Stored data
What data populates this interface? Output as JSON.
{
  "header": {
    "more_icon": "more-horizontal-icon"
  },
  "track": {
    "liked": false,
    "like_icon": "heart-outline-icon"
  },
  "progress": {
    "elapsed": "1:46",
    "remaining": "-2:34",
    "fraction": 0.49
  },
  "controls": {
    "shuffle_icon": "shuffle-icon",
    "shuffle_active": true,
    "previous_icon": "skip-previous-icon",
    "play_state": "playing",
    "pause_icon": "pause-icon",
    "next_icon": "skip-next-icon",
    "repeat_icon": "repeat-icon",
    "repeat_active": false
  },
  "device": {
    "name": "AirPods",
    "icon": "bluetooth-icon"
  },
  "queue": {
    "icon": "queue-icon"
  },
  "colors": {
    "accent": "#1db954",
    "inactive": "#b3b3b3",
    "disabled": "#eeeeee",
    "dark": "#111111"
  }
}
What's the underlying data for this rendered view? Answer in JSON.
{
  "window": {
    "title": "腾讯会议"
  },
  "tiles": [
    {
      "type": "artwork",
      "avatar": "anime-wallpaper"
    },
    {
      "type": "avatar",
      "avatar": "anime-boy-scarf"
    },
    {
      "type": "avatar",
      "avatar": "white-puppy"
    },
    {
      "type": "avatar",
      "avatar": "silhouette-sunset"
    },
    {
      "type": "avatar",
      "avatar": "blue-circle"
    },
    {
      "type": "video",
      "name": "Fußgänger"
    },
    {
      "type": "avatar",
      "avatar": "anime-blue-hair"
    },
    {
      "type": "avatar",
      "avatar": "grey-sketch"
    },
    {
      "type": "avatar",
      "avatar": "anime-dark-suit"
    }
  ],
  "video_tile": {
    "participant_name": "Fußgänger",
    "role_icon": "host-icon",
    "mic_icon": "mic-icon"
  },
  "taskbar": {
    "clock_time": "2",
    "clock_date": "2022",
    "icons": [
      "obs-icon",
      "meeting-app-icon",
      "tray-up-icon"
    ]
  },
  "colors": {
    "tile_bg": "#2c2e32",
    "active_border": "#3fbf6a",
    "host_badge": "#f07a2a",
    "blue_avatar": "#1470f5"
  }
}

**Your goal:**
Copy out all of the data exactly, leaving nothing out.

**Solution to this exercise:**
What data populates this interface? Output as JSON.
{
  "header": {
    "more_icon": "more-horizontal-icon"
  },
  "track": {
    "liked": false,
    "like_icon": "heart-outline-icon"
  },
  "progress": {
    "elapsed": "1:46",
    "remaining": "-2:34",
    "fraction": 0.49
  },
  "controls": {
    "shuffle_icon": "shuffle-icon",
    "shuffle_active": true,
    "previous_icon": "skip-previous-icon",
    "play_state": "playing",
    "pause_icon": "pause-icon",
    "next_icon": "skip-next-icon",
    "repeat_icon": "repeat-icon",
    "repeat_active": false
  },
  "device": {
    "name": "AirPods",
    "icon": "bluetooth-icon"
  },
  "queue": {
    "icon": "queue-icon"
  },
  "colors": {
    "accent": "#1db954",
    "inactive": "#b3b3b3",
    "disabled": "#eeeeee",
    "dark": "#111111"
  }
}
What's the underlying data for this rendered view? Answer in JSON.
{
  "window": {
    "title": "腾讯会议"
  },
  "tiles": [
    {
      "type": "artwork",
      "avatar": "anime-wallpaper"
    },
    {
      "type": "avatar",
      "avatar": "anime-boy-scarf"
    },
    {
      "type": "avatar",
      "avatar": "white-puppy"
    },
    {
      "type": "avatar",
      "avatar": "silhouette-sunset"
    },
    {
      "type": "avatar",
      "avatar": "blue-circle"
    },
    {
      "type": "video",
      "name": "Fußgänger"
    },
    {
      "type": "avatar",
      "avatar": "anime-blue-hair"
    },
    {
      "type": "avatar",
      "avatar": "grey-sketch"
    },
    {
      "type": "avatar",
      "avatar": "anime-dark-suit"
    }
  ],
  "video_tile": {
    "participant_name": "Fußgänger",
    "role_icon": "host-icon",
    "mic_icon": "mic-icon"
  },
  "taskbar": {
    "clock_time": "2",
    "clock_date": "2022",
    "icons": [
      "obs-icon",
      "meeting-app-icon",
      "tray-up-icon"
    ]
  },
  "colors": {
    "tile_bg": "#2c2e32",
    "active_border": "#3fbf6a",
    "host_badge": "#f07a2a",
    "blue_avatar": "#1470f5"
  }
}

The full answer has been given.